* **Activity**:
Extract the records below word for word and ignore the images.

┌────────

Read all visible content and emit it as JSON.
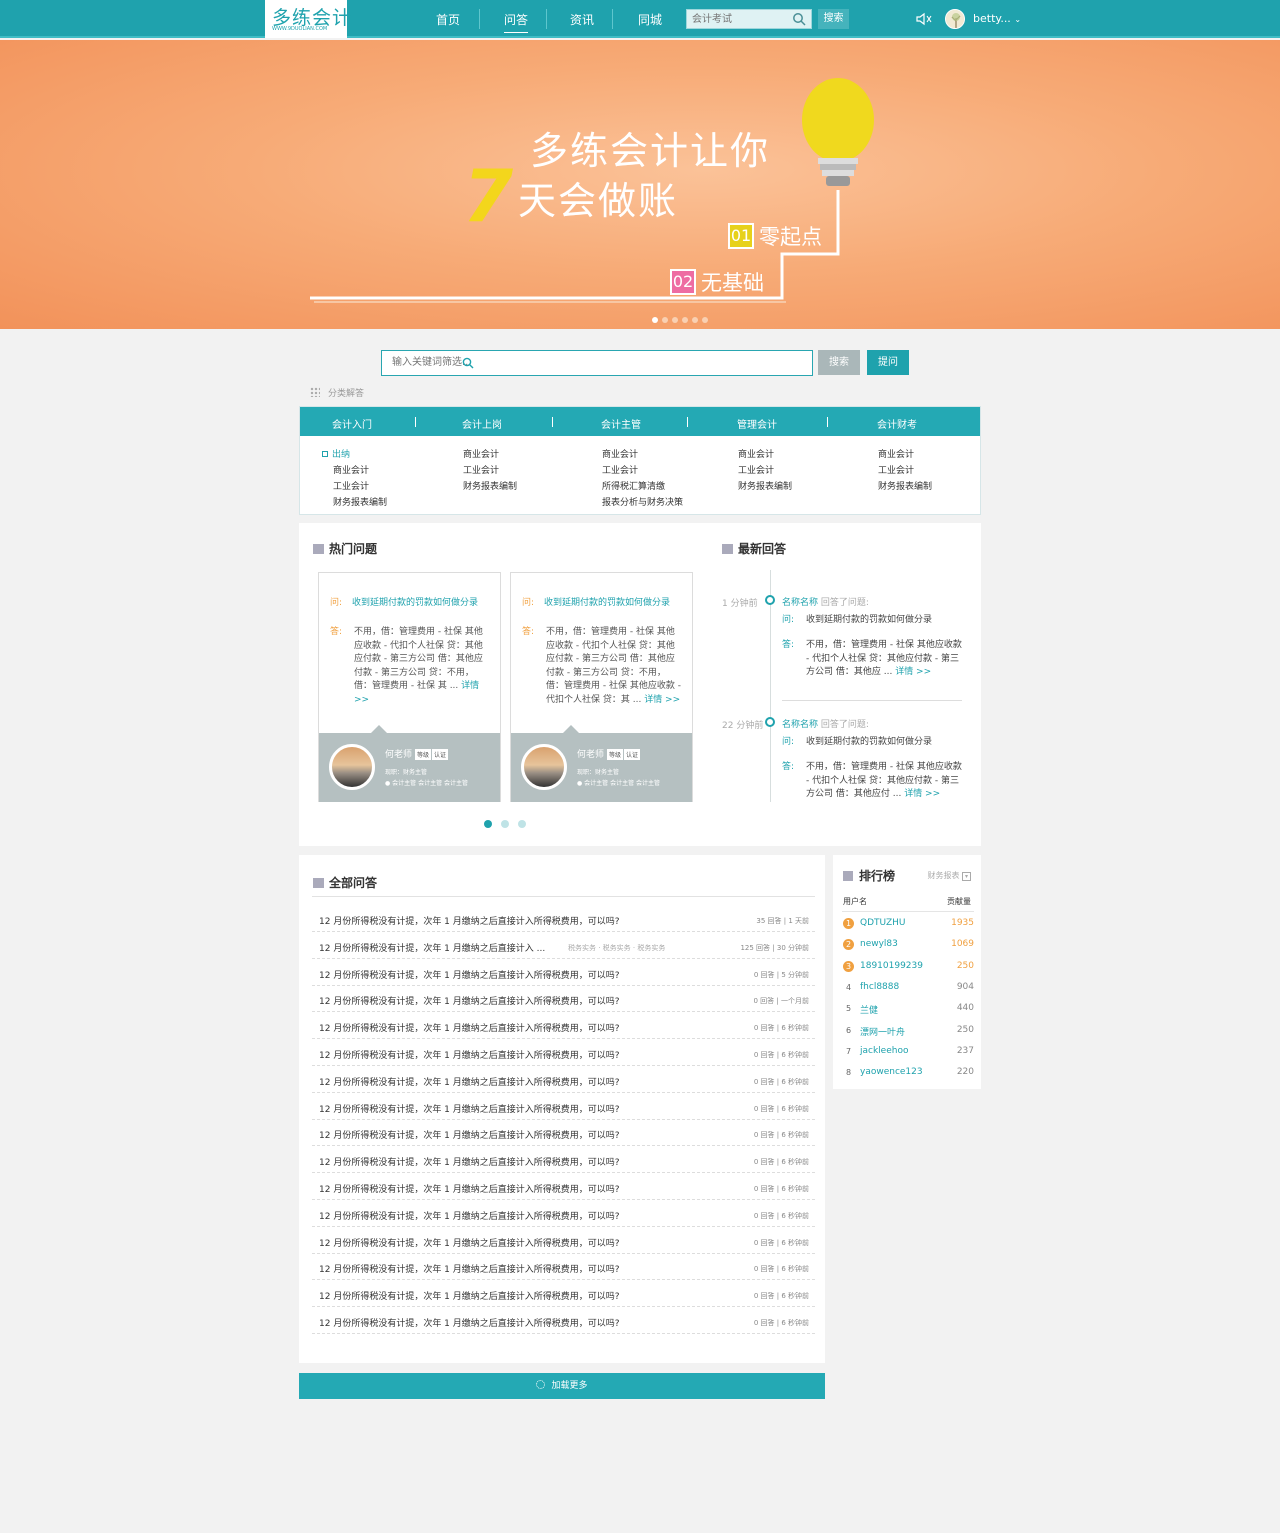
{
  "brand": {
    "logo": "多练会计",
    "logo_sub": "WWW.9DUOLIAN.COM",
    "accent": "#1fa2ad",
    "orange": "#f0a040"
  },
  "nav": {
    "items": [
      "首页",
      "问答",
      "资讯",
      "同城"
    ],
    "active": "问答",
    "search_placeholder": "会计考试",
    "search_button": "搜索",
    "user": "betty..."
  },
  "banner": {
    "title_line1": "多练会计让你",
    "number": "7",
    "title_line2": "天会做账",
    "tag1_num": "01",
    "tag1_text": "零起点",
    "tag2_num": "02",
    "tag2_text": "无基础",
    "slides": 6,
    "active_slide": 1
  },
  "search": {
    "placeholder": "输入关键词筛选...",
    "search_button": "搜索",
    "ask_button": "提问"
  },
  "categories": {
    "label": "分类解答",
    "columns": [
      {
        "title": "会计入门",
        "items": [
          "出纳",
          "商业会计",
          "工业会计",
          "财务报表编制"
        ]
      },
      {
        "title": "会计上岗",
        "items": [
          "商业会计",
          "工业会计",
          "财务报表编制"
        ]
      },
      {
        "title": "会计主管",
        "items": [
          "商业会计",
          "工业会计",
          "所得税汇算清缴",
          "报表分析与财务决策"
        ]
      },
      {
        "title": "管理会计",
        "items": [
          "商业会计",
          "工业会计",
          "财务报表编制"
        ]
      },
      {
        "title": "会计财考",
        "items": [
          "商业会计",
          "工业会计",
          "财务报表编制"
        ]
      }
    ]
  },
  "hot": {
    "title": "热门问题",
    "cards": [
      {
        "q_label": "问:",
        "question": "收到延期付款的罚款如何做分录",
        "a_label": "答:",
        "answer": "不用，借：管理费用 - 社保 其他应收款 - 代扣个人社保 贷：其他应付款 - 第三方公司 借：其他应付款 - 第三方公司 贷：不用，借：管理费用 - 社保 其 ...",
        "more": "详情 >>",
        "name": "何老师",
        "badge1": "等级",
        "badge2": "认证",
        "job": "现职：财务主管",
        "tags": "会计主管  会计主管  会计主管"
      },
      {
        "q_label": "问:",
        "question": "收到延期付款的罚款如何做分录",
        "a_label": "答:",
        "answer": "不用，借：管理费用 - 社保 其他应收款 - 代扣个人社保 贷：其他应付款 - 第三方公司 借：其他应付款 - 第三方公司 贷：不用，借：管理费用 - 社保 其他应收款 - 代扣个人社保 贷：其 ...",
        "more": "详情 >>",
        "name": "何老师",
        "badge1": "等级",
        "badge2": "认证",
        "job": "现职：财务主管",
        "tags": "会计主管  会计主管  会计主管"
      }
    ],
    "pages": 3,
    "active_page": 1
  },
  "latest": {
    "title": "最新回答",
    "items": [
      {
        "time": "1 分钟前",
        "name": "名称名称",
        "action": "回答了问题:",
        "q_label": "问:",
        "question": "收到延期付款的罚款如何做分录",
        "a_label": "答:",
        "answer": "不用，借：管理费用 - 社保 其他应收款 - 代扣个人社保 贷：其他应付款 - 第三方公司 借：其他应 ...",
        "more": "详情 >>"
      },
      {
        "time": "22 分钟前",
        "name": "名称名称",
        "action": "回答了问题:",
        "q_label": "问:",
        "question": "收到延期付款的罚款如何做分录",
        "a_label": "答:",
        "answer": "不用，借：管理费用 - 社保 其他应收款 - 代扣个人社保 贷：其他应付款 - 第三方公司 借：其他应付 ...",
        "more": "详情 >>"
      }
    ]
  },
  "all": {
    "title": "全部问答",
    "rows": [
      {
        "title": "12 月份所得税没有计提，次年 1 月缴纳之后直接计入所得税费用，可以吗?",
        "meta": "35 回答 | 1 天前",
        "tags": ""
      },
      {
        "title": "12 月份所得税没有计提，次年 1 月缴纳之后直接计入 ...",
        "meta": "125 回答 | 30 分钟前",
        "tags": "税务实务 · 税务实务 · 税务实务"
      },
      {
        "title": "12 月份所得税没有计提，次年 1 月缴纳之后直接计入所得税费用，可以吗?",
        "meta": "0 回答 | 5 分钟前",
        "tags": ""
      },
      {
        "title": "12 月份所得税没有计提，次年 1 月缴纳之后直接计入所得税费用，可以吗?",
        "meta": "0 回答 | 一个月前",
        "tags": ""
      },
      {
        "title": "12 月份所得税没有计提，次年 1 月缴纳之后直接计入所得税费用，可以吗?",
        "meta": "0 回答 | 6 秒钟前",
        "tags": ""
      },
      {
        "title": "12 月份所得税没有计提，次年 1 月缴纳之后直接计入所得税费用，可以吗?",
        "meta": "0 回答 | 6 秒钟前",
        "tags": ""
      },
      {
        "title": "12 月份所得税没有计提，次年 1 月缴纳之后直接计入所得税费用，可以吗?",
        "meta": "0 回答 | 6 秒钟前",
        "tags": ""
      },
      {
        "title": "12 月份所得税没有计提，次年 1 月缴纳之后直接计入所得税费用，可以吗?",
        "meta": "0 回答 | 6 秒钟前",
        "tags": ""
      },
      {
        "title": "12 月份所得税没有计提，次年 1 月缴纳之后直接计入所得税费用，可以吗?",
        "meta": "0 回答 | 6 秒钟前",
        "tags": ""
      },
      {
        "title": "12 月份所得税没有计提，次年 1 月缴纳之后直接计入所得税费用，可以吗?",
        "meta": "0 回答 | 6 秒钟前",
        "tags": ""
      },
      {
        "title": "12 月份所得税没有计提，次年 1 月缴纳之后直接计入所得税费用，可以吗?",
        "meta": "0 回答 | 6 秒钟前",
        "tags": ""
      },
      {
        "title": "12 月份所得税没有计提，次年 1 月缴纳之后直接计入所得税费用，可以吗?",
        "meta": "0 回答 | 6 秒钟前",
        "tags": ""
      },
      {
        "title": "12 月份所得税没有计提，次年 1 月缴纳之后直接计入所得税费用，可以吗?",
        "meta": "0 回答 | 6 秒钟前",
        "tags": ""
      },
      {
        "title": "12 月份所得税没有计提，次年 1 月缴纳之后直接计入所得税费用，可以吗?",
        "meta": "0 回答 | 6 秒钟前",
        "tags": ""
      },
      {
        "title": "12 月份所得税没有计提，次年 1 月缴纳之后直接计入所得税费用，可以吗?",
        "meta": "0 回答 | 6 秒钟前",
        "tags": ""
      },
      {
        "title": "12 月份所得税没有计提，次年 1 月缴纳之后直接计入所得税费用，可以吗?",
        "meta": "0 回答 | 6 秒钟前",
        "tags": ""
      }
    ],
    "load_more": "加载更多"
  },
  "ranking": {
    "title": "排行榜",
    "filter": "财务报表",
    "col_user": "用户名",
    "col_score": "贡献量",
    "rows": [
      {
        "rank": "1",
        "user": "QDTUZHU",
        "score": "1935"
      },
      {
        "rank": "2",
        "user": "newyl83",
        "score": "1069"
      },
      {
        "rank": "3",
        "user": "18910199239",
        "score": "250"
      },
      {
        "rank": "4",
        "user": "fhcl8888",
        "score": "904"
      },
      {
        "rank": "5",
        "user": "兰健",
        "score": "440"
      },
      {
        "rank": "6",
        "user": "漂网一叶舟",
        "score": "250"
      },
      {
        "rank": "7",
        "user": "jackleehoo",
        "score": "237"
      },
      {
        "rank": "8",
        "user": "yaowence123",
        "score": "220"
      }
    ]
  }
}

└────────

* **Task result**:
Read all visible content and emit it as JSON.
{
  "brand": {
    "logo": "多练会计",
    "logo_sub": "WWW.9DUOLIAN.COM",
    "accent": "#1fa2ad",
    "orange": "#f0a040"
  },
  "nav": {
    "items": [
      "首页",
      "问答",
      "资讯",
      "同城"
    ],
    "active": "问答",
    "search_placeholder": "会计考试",
    "search_button": "搜索",
    "user": "betty..."
  },
  "banner": {
    "title_line1": "多练会计让你",
    "number": "7",
    "title_line2": "天会做账",
    "tag1_num": "01",
    "tag1_text": "零起点",
    "tag2_num": "02",
    "tag2_text": "无基础",
    "slides": 6,
    "active_slide": 1
  },
  "search": {
    "placeholder": "输入关键词筛选...",
    "search_button": "搜索",
    "ask_button": "提问"
  },
  "categories": {
    "label": "分类解答",
    "columns": [
      {
        "title": "会计入门",
        "items": [
          "出纳",
          "商业会计",
          "工业会计",
          "财务报表编制"
        ]
      },
      {
        "title": "会计上岗",
        "items": [
          "商业会计",
          "工业会计",
          "财务报表编制"
        ]
      },
      {
        "title": "会计主管",
        "items": [
          "商业会计",
          "工业会计",
          "所得税汇算清缴",
          "报表分析与财务决策"
        ]
      },
      {
        "title": "管理会计",
        "items": [
          "商业会计",
          "工业会计",
          "财务报表编制"
        ]
      },
      {
        "title": "会计财考",
        "items": [
          "商业会计",
          "工业会计",
          "财务报表编制"
        ]
      }
    ]
  },
  "hot": {
    "title": "热门问题",
    "cards": [
      {
        "q_label": "问:",
        "question": "收到延期付款的罚款如何做分录",
        "a_label": "答:",
        "answer": "不用，借：管理费用 - 社保 其他应收款 - 代扣个人社保 贷：其他应付款 - 第三方公司 借：其他应付款 - 第三方公司 贷：不用，借：管理费用 - 社保 其 ...",
        "more": "详情 >>",
        "name": "何老师",
        "badge1": "等级",
        "badge2": "认证",
        "job": "现职：财务主管",
        "tags": "会计主管  会计主管  会计主管"
      },
      {
        "q_label": "问:",
        "question": "收到延期付款的罚款如何做分录",
        "a_label": "答:",
        "answer": "不用，借：管理费用 - 社保 其他应收款 - 代扣个人社保 贷：其他应付款 - 第三方公司 借：其他应付款 - 第三方公司 贷：不用，借：管理费用 - 社保 其他应收款 - 代扣个人社保 贷：其 ...",
        "more": "详情 >>",
        "name": "何老师",
        "badge1": "等级",
        "badge2": "认证",
        "job": "现职：财务主管",
        "tags": "会计主管  会计主管  会计主管"
      }
    ],
    "pages": 3,
    "active_page": 1
  },
  "latest": {
    "title": "最新回答",
    "items": [
      {
        "time": "1 分钟前",
        "name": "名称名称",
        "action": "回答了问题:",
        "q_label": "问:",
        "question": "收到延期付款的罚款如何做分录",
        "a_label": "答:",
        "answer": "不用，借：管理费用 - 社保 其他应收款 - 代扣个人社保 贷：其他应付款 - 第三方公司 借：其他应 ...",
        "more": "详情 >>"
      },
      {
        "time": "22 分钟前",
        "name": "名称名称",
        "action": "回答了问题:",
        "q_label": "问:",
        "question": "收到延期付款的罚款如何做分录",
        "a_label": "答:",
        "answer": "不用，借：管理费用 - 社保 其他应收款 - 代扣个人社保 贷：其他应付款 - 第三方公司 借：其他应付 ...",
        "more": "详情 >>"
      }
    ]
  },
  "all": {
    "title": "全部问答",
    "rows": [
      {
        "title": "12 月份所得税没有计提，次年 1 月缴纳之后直接计入所得税费用，可以吗?",
        "meta": "35 回答 | 1 天前",
        "tags": ""
      },
      {
        "title": "12 月份所得税没有计提，次年 1 月缴纳之后直接计入 ...",
        "meta": "125 回答 | 30 分钟前",
        "tags": "税务实务 · 税务实务 · 税务实务"
      },
      {
        "title": "12 月份所得税没有计提，次年 1 月缴纳之后直接计入所得税费用，可以吗?",
        "meta": "0 回答 | 5 分钟前",
        "tags": ""
      },
      {
        "title": "12 月份所得税没有计提，次年 1 月缴纳之后直接计入所得税费用，可以吗?",
        "meta": "0 回答 | 一个月前",
        "tags": ""
      },
      {
        "title": "12 月份所得税没有计提，次年 1 月缴纳之后直接计入所得税费用，可以吗?",
        "meta": "0 回答 | 6 秒钟前",
        "tags": ""
      },
      {
        "title": "12 月份所得税没有计提，次年 1 月缴纳之后直接计入所得税费用，可以吗?",
        "meta": "0 回答 | 6 秒钟前",
        "tags": ""
      },
      {
        "title": "12 月份所得税没有计提，次年 1 月缴纳之后直接计入所得税费用，可以吗?",
        "meta": "0 回答 | 6 秒钟前",
        "tags": ""
      },
      {
        "title": "12 月份所得税没有计提，次年 1 月缴纳之后直接计入所得税费用，可以吗?",
        "meta": "0 回答 | 6 秒钟前",
        "tags": ""
      },
      {
        "title": "12 月份所得税没有计提，次年 1 月缴纳之后直接计入所得税费用，可以吗?",
        "meta": "0 回答 | 6 秒钟前",
        "tags": ""
      },
      {
        "title": "12 月份所得税没有计提，次年 1 月缴纳之后直接计入所得税费用，可以吗?",
        "meta": "0 回答 | 6 秒钟前",
        "tags": ""
      },
      {
        "title": "12 月份所得税没有计提，次年 1 月缴纳之后直接计入所得税费用，可以吗?",
        "meta": "0 回答 | 6 秒钟前",
        "tags": ""
      },
      {
        "title": "12 月份所得税没有计提，次年 1 月缴纳之后直接计入所得税费用，可以吗?",
        "meta": "0 回答 | 6 秒钟前",
        "tags": ""
      },
      {
        "title": "12 月份所得税没有计提，次年 1 月缴纳之后直接计入所得税费用，可以吗?",
        "meta": "0 回答 | 6 秒钟前",
        "tags": ""
      },
      {
        "title": "12 月份所得税没有计提，次年 1 月缴纳之后直接计入所得税费用，可以吗?",
        "meta": "0 回答 | 6 秒钟前",
        "tags": ""
      },
      {
        "title": "12 月份所得税没有计提，次年 1 月缴纳之后直接计入所得税费用，可以吗?",
        "meta": "0 回答 | 6 秒钟前",
        "tags": ""
      },
      {
        "title": "12 月份所得税没有计提，次年 1 月缴纳之后直接计入所得税费用，可以吗?",
        "meta": "0 回答 | 6 秒钟前",
        "tags": ""
      }
    ],
    "load_more": "加载更多"
  },
  "ranking": {
    "title": "排行榜",
    "filter": "财务报表",
    "col_user": "用户名",
    "col_score": "贡献量",
    "rows": [
      {
        "rank": "1",
        "user": "QDTUZHU",
        "score": "1935"
      },
      {
        "rank": "2",
        "user": "newyl83",
        "score": "1069"
      },
      {
        "rank": "3",
        "user": "18910199239",
        "score": "250"
      },
      {
        "rank": "4",
        "user": "fhcl8888",
        "score": "904"
      },
      {
        "rank": "5",
        "user": "兰健",
        "score": "440"
      },
      {
        "rank": "6",
        "user": "漂网一叶舟",
        "score": "250"
      },
      {
        "rank": "7",
        "user": "jackleehoo",
        "score": "237"
      },
      {
        "rank": "8",
        "user": "yaowence123",
        "score": "220"
      }
    ]
  }
}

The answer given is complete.